● **Exercise prompt**
Repeat each record exactly. Any picture gets left out.

Dataset rows for apps and sites
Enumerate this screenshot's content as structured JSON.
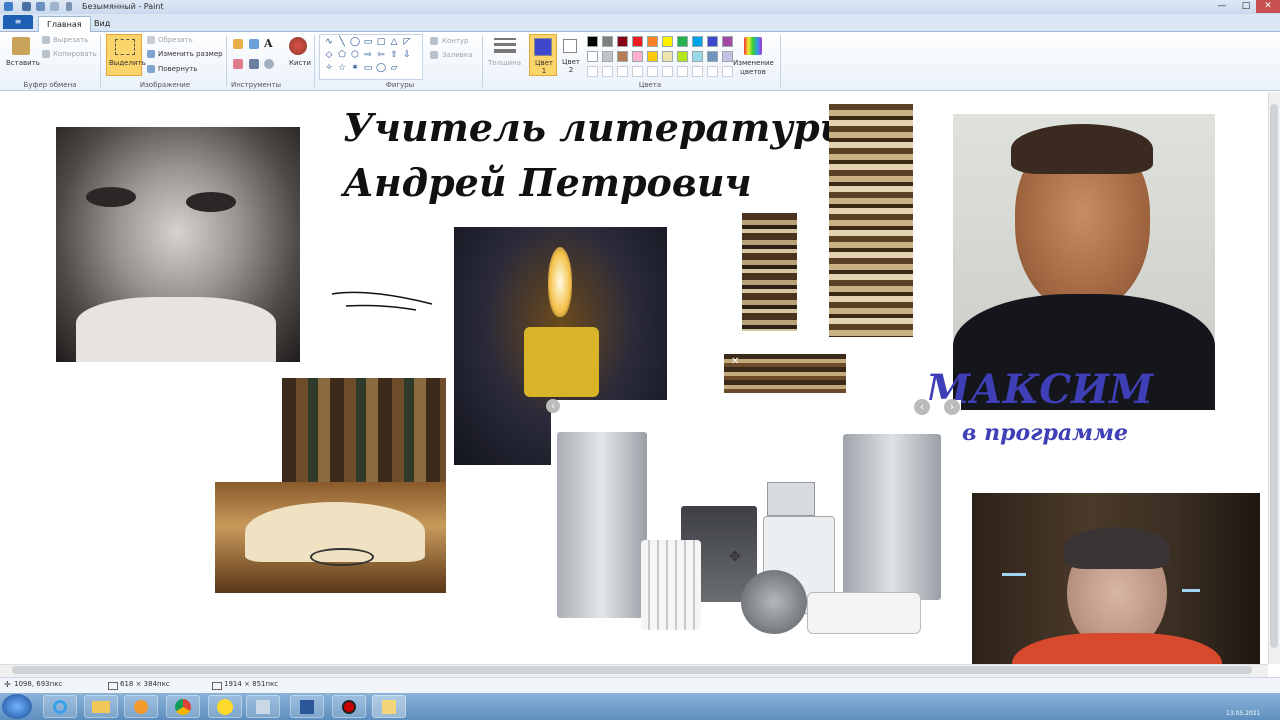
{
  "window": {
    "title": "Безымянный - Paint",
    "controls": {
      "minimize": "—",
      "maximize": "□",
      "close": "✕"
    }
  },
  "tabs": {
    "file": "≡",
    "home": "Главная",
    "view": "Вид"
  },
  "ribbon": {
    "clipboard": {
      "paste": "Вставить",
      "cut": "Вырезать",
      "copy": "Копировать",
      "group": "Буфер обмена"
    },
    "image": {
      "select": "Выделить",
      "crop": "Обрезать",
      "resize": "Изменить размер",
      "rotate": "Повернуть",
      "group": "Изображение"
    },
    "tools": {
      "group": "Инструменты",
      "text_tool": "A",
      "brushes": "Кисти"
    },
    "shapes": {
      "outline": "Контур",
      "fill": "Заливка",
      "group": "Фигуры",
      "glyphs": [
        "∿",
        "╲",
        "◯",
        "▭",
        "▢",
        "△",
        "◸",
        "◇",
        "⬠",
        "⬡",
        "⇨",
        "⇦",
        "⇧",
        "⇩",
        "✧",
        "☆",
        "✶",
        "▭",
        "◯",
        "▱"
      ]
    },
    "size": {
      "label": "Толщина"
    },
    "colors": {
      "color1": "Цвет 1",
      "color2": "Цвет 2",
      "edit": "Изменение цветов",
      "group": "Цвета",
      "color1_value": "#3f48cc",
      "color2_value": "#ffffff",
      "palette_row1": [
        "#000000",
        "#7f7f7f",
        "#880015",
        "#ed1c24",
        "#ff7f27",
        "#fff200",
        "#22b14c",
        "#00a2e8",
        "#3f48cc",
        "#a349a4"
      ],
      "palette_row2": [
        "#ffffff",
        "#c3c3c3",
        "#b97a57",
        "#ffaec9",
        "#ffc90e",
        "#efe4b0",
        "#b5e61d",
        "#99d9ea",
        "#7092be",
        "#c8bfe7"
      ]
    }
  },
  "canvas": {
    "title_line1": "Учитель литературы",
    "title_line2": "Андрей Петрович",
    "name": "МАКСИМ",
    "subtitle": "в программе",
    "close_mark": "✕",
    "nav_left": "‹",
    "nav_right": "›",
    "move_cursor": "✥"
  },
  "status": {
    "cursor_pos": "1098, 693пкс",
    "selection_size": "618 × 384пкс",
    "image_size": "1914 × 851пкс"
  },
  "taskbar": {
    "clock": "13.05.2021"
  }
}
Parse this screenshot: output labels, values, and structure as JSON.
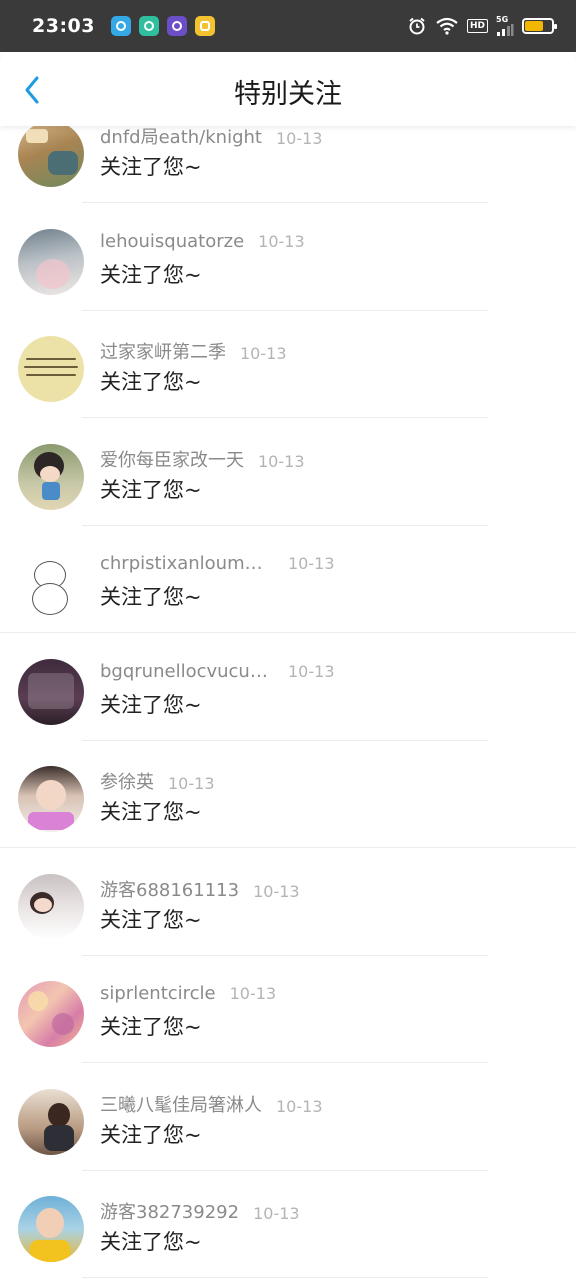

● **Exercise result**
Enumerate this screenshot's content as structured JSON.
{
  "window": {
    "title": "Безымянный - Paint",
    "controls": {
      "minimize": "—",
      "maximize": "□",
      "close": "✕"
    }
  },
  "tabs": {
    "file": "≡",
    "home": "Главная",
    "view": "Вид"
  },
  "ribbon": {
    "clipboard": {
      "paste": "Вставить",
      "cut": "Вырезать",
      "copy": "Копировать",
      "group": "Буфер обмена"
    },
    "image": {
      "select": "Выделить",
      "crop": "Обрезать",
      "resize": "Изменить размер",
      "rotate": "Повернуть",
      "group": "Изображение"
    },
    "tools": {
      "group": "Инструменты",
      "text_tool": "A",
      "brushes": "Кисти"
    },
    "shapes": {
      "outline": "Контур",
      "fill": "Заливка",
      "group": "Фигуры",
      "glyphs": [
        "∿",
        "╲",
        "◯",
        "▭",
        "▢",
        "△",
        "◸",
        "◇",
        "⬠",
        "⬡",
        "⇨",
        "⇦",
        "⇧",
        "⇩",
        "✧",
        "☆",
        "✶",
        "▭",
        "◯",
        "▱"
      ]
    },
    "size": {
      "label": "Толщина"
    },
    "colors": {
      "color1": "Цвет 1",
      "color2": "Цвет 2",
      "edit": "Изменение цветов",
      "group": "Цвета",
      "color1_value": "#3f48cc",
      "color2_value": "#ffffff",
      "palette_row1": [
        "#000000",
        "#7f7f7f",
        "#880015",
        "#ed1c24",
        "#ff7f27",
        "#fff200",
        "#22b14c",
        "#00a2e8",
        "#3f48cc",
        "#a349a4"
      ],
      "palette_row2": [
        "#ffffff",
        "#c3c3c3",
        "#b97a57",
        "#ffaec9",
        "#ffc90e",
        "#efe4b0",
        "#b5e61d",
        "#99d9ea",
        "#7092be",
        "#c8bfe7"
      ]
    }
  },
  "canvas": {
    "title_line1": "Учитель литературы",
    "title_line2": "Андрей Петрович",
    "name": "МАКСИМ",
    "subtitle": "в программе",
    "close_mark": "✕",
    "nav_left": "‹",
    "nav_right": "›",
    "move_cursor": "✥"
  },
  "status": {
    "cursor_pos": "1098, 693пкс",
    "selection_size": "618 × 384пкс",
    "image_size": "1914 × 851пкс"
  },
  "taskbar": {
    "clock": "13.05.2021"
  }
}
Parse this screenshot: output labels, values, and structure as JSON.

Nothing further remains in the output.